- Eat a meal or snack 1 to 4 hours before exercise
- Athletes engaging in sports sessions longer than 90 minutes may benefit from carbohydrate loading in the days before the event
- For optimum recovery, eat carbohydrate and protein together within 30 minutes after exercising
- Hydrate before, during, and after exercise
- For individual advice, particularly if the diet is restrictive, seek guidance from a sports nutritionist/dietitian
- Potgieter S (2013). Sport nutrition: A review of the latest guidelines for exercise and sport nutrition from the American College of Sport Nutrition, the International Olympic Committee and the International Society for Sports Nutrition. South African J
- Kerksick CM, et al. (2018). ISSN exercise & sport nutrition review update: research & recommendations. Journal of the International Society of Sports Nutrition 15:38 doi: 10.1186/s12970-018-0242-y
- Burke LM, Hawley JA, Wong SH, et al. (2011). Carbohydrates for training and competition. Journal of Sports Science 29 Suppl 1:S17-27. doi: 10.1080/02640414.2011.585473.
- Marquet LA, et al. (2016). Periodization of carbohydrate intake: Short-term effect on performance.
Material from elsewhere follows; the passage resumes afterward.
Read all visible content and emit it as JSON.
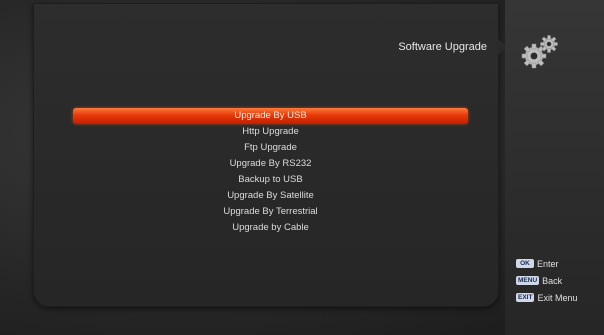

Nutrients 8(12):755 doi: 10.3390/nu8120755
- Burke LM, et al. (2017). Low carbohydrate, high fat diet impairs exercise economy and negates the performance benefit from intensified training in elite race walkers. The Journal of Physiology 595:2785–2807 doi:10.1113/JP273230.
- Jäger R, et al. (2017). International Society of Sports Nutrition Position Stand: protein and exercise. Journal of the International Society of Sports Nutrition doi: 10.1186/s12970-017-0177-8
- Phillips SM & Van Loon LJ (2011). Dietary protein for athletes: from requirements to optimum adaptation. Journal of Sports Science 29 Suppl 1:S29-38. doi:10.1080/02640414.2011.619204.
- Slater G & Philips SM (2011). Nutrition guidelines for strength sports: sprinting, weightlifting, throwing events, and bodybuilding. Journal of Sports Science 29 Suppl 1:S67-77. doi: 10.1080/02640414.2011.574722.
- Kerksick CM, et al. (2017). International society of sports nutrition position stand: nutrient timing. Journal of the International Society of Sports Nutrition 29;14-33. doi: 10.1186/s12970-017-0189-4.
- Aragon AA & Schoenfeld BJ (2013). Nutrient timing revisited: is there a post-exercise anabolic window? Journal of the International Society of Sports Nutrition 10(1):5 doi: 10.1186/1550-2783-10-5.
- Shirreffs, SM, Watson P & Maughan RJ (2007). Milk as an effective post-exercise rehydration drink. British Journal of Nutrition 98:173–180.
- Shirreffs SM & Sawka MN (2011). Fluid and electrolyte needs for training, competition, and recovery. Journal of Sports Sciences 29(S1):S39–S46.
- Sawka MN, et al. (2007). American College of Sports Medicine position stand. Exercise and fluid replacement. Medicine and Science in Sports and Exercise. 39(2):377-390.
- Ko GJ, Obi Y, Tortorici AR & Kalantar-Zadeh K (2017). Dietary protein intake and chronic kidney disease. Current Opinion in Clinical Nutrition & Metabolic Care 20(1):77-85.
- Phillips SM, Tang JE, & Moore DR (2009). The role of milk-and soy-based protein in support of muscle protein synthesis and muscle protein accretion in young and elderly persons. Journal of the American College of Nutrition 28(4):343-354.
- El-Sayed MS, Ali N & Ali ZES (2005). Interaction between alcohol and exercise. Sports Medicine 35(3):257-269.